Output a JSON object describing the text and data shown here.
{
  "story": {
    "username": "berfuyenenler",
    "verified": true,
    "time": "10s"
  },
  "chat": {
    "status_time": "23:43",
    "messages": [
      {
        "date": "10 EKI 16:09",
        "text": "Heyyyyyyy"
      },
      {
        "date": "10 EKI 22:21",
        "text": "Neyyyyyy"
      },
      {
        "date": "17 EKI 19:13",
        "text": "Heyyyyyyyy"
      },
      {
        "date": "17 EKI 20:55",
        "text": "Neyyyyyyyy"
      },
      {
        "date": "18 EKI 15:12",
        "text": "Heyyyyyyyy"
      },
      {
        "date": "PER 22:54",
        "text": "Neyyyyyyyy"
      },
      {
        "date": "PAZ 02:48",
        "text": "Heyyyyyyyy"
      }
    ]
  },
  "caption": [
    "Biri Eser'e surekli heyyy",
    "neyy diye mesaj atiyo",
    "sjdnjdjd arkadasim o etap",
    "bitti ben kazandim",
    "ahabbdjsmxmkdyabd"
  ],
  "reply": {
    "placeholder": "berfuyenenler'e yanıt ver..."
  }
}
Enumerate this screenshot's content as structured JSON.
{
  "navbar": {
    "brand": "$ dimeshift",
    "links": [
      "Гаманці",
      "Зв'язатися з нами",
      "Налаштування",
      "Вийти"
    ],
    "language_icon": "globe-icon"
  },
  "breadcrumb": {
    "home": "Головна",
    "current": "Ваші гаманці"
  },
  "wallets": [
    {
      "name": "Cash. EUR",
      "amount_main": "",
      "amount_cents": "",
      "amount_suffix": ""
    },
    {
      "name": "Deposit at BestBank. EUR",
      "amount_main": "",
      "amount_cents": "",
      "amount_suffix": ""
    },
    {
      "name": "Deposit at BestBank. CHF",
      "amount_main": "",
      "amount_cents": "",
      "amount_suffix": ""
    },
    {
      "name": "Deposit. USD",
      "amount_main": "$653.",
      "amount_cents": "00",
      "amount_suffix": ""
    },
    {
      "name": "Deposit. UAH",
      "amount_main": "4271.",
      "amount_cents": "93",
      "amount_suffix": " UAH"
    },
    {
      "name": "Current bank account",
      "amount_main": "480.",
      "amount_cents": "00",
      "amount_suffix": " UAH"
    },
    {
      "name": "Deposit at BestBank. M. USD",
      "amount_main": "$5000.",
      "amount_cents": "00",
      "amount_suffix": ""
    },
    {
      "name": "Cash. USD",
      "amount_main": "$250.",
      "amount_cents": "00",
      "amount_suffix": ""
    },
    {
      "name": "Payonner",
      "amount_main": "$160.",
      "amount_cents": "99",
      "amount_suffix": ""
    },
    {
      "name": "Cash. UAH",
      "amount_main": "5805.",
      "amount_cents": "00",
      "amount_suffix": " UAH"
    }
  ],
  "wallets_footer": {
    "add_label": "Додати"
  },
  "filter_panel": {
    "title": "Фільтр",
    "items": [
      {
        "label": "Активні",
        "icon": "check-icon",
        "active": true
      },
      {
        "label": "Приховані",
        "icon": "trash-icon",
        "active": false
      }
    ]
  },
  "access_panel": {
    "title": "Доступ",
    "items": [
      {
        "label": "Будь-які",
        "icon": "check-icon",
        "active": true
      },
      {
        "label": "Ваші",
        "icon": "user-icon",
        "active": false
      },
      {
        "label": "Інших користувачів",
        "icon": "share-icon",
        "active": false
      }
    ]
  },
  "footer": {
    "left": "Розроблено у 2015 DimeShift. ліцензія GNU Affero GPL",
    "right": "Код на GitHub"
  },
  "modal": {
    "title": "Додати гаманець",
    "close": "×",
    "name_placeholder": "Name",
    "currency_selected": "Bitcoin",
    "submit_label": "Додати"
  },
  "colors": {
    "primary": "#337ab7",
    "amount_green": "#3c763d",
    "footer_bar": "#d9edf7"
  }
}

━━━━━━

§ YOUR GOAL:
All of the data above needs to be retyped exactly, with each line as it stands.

§ REPLY:
Output a JSON object describing the text and data shown here.
{
  "story": {
    "username": "berfuyenenler",
    "verified": true,
    "time": "10s"
  },
  "chat": {
    "status_time": "23:43",
    "messages": [
      {
        "date": "10 EKI 16:09",
        "text": "Heyyyyyyy"
      },
      {
        "date": "10 EKI 22:21",
        "text": "Neyyyyyy"
      },
      {
        "date": "17 EKI 19:13",
        "text": "Heyyyyyyyy"
      },
      {
        "date": "17 EKI 20:55",
        "text": "Neyyyyyyyy"
      },
      {
        "date": "18 EKI 15:12",
        "text": "Heyyyyyyyy"
      },
      {
        "date": "PER 22:54",
        "text": "Neyyyyyyyy"
      },
      {
        "date": "PAZ 02:48",
        "text": "Heyyyyyyyy"
      }
    ]
  },
  "caption": [
    "Biri Eser'e surekli heyyy",
    "neyy diye mesaj atiyo",
    "sjdnjdjd arkadasim o etap",
    "bitti ben kazandim",
    "ahabbdjsmxmkdyabd"
  ],
  "reply": {
    "placeholder": "berfuyenenler'e yanıt ver..."
  }
}
Enumerate this screenshot's content as structured JSON.
{
  "navbar": {
    "brand": "$ dimeshift",
    "links": [
      "Гаманці",
      "Зв'язатися з нами",
      "Налаштування",
      "Вийти"
    ],
    "language_icon": "globe-icon"
  },
  "breadcrumb": {
    "home": "Головна",
    "current": "Ваші гаманці"
  },
  "wallets": [
    {
      "name": "Cash. EUR",
      "amount_main": "",
      "amount_cents": "",
      "amount_suffix": ""
    },
    {
      "name": "Deposit at BestBank. EUR",
      "amount_main": "",
      "amount_cents": "",
      "amount_suffix": ""
    },
    {
      "name": "Deposit at BestBank. CHF",
      "amount_main": "",
      "amount_cents": "",
      "amount_suffix": ""
    },
    {
      "name": "Deposit. USD",
      "amount_main": "$653.",
      "amount_cents": "00",
      "amount_suffix": ""
    },
    {
      "name": "Deposit. UAH",
      "amount_main": "4271.",
      "amount_cents": "93",
      "amount_suffix": " UAH"
    },
    {
      "name": "Current bank account",
      "amount_main": "480.",
      "amount_cents": "00",
      "amount_suffix": " UAH"
    },
    {
      "name": "Deposit at BestBank. M. USD",
      "amount_main": "$5000.",
      "amount_cents": "00",
      "amount_suffix": ""
    },
    {
      "name": "Cash. USD",
      "amount_main": "$250.",
      "amount_cents": "00",
      "amount_suffix": ""
    },
    {
      "name": "Payonner",
      "amount_main": "$160.",
      "amount_cents": "99",
      "amount_suffix": ""
    },
    {
      "name": "Cash. UAH",
      "amount_main": "5805.",
      "amount_cents": "00",
      "amount_suffix": " UAH"
    }
  ],
  "wallets_footer": {
    "add_label": "Додати"
  },
  "filter_panel": {
    "title": "Фільтр",
    "items": [
      {
        "label": "Активні",
        "icon": "check-icon",
        "active": true
      },
      {
        "label": "Приховані",
        "icon": "trash-icon",
        "active": false
      }
    ]
  },
  "access_panel": {
    "title": "Доступ",
    "items": [
      {
        "label": "Будь-які",
        "icon": "check-icon",
        "active": true
      },
      {
        "label": "Ваші",
        "icon": "user-icon",
        "active": false
      },
      {
        "label": "Інших користувачів",
        "icon": "share-icon",
        "active": false
      }
    ]
  },
  "footer": {
    "left": "Розроблено у 2015 DimeShift. ліцензія GNU Affero GPL",
    "right": "Код на GitHub"
  },
  "modal": {
    "title": "Додати гаманець",
    "close": "×",
    "name_placeholder": "Name",
    "currency_selected": "Bitcoin",
    "submit_label": "Додати"
  },
  "colors": {
    "primary": "#337ab7",
    "amount_green": "#3c763d",
    "footer_bar": "#d9edf7"
  }
}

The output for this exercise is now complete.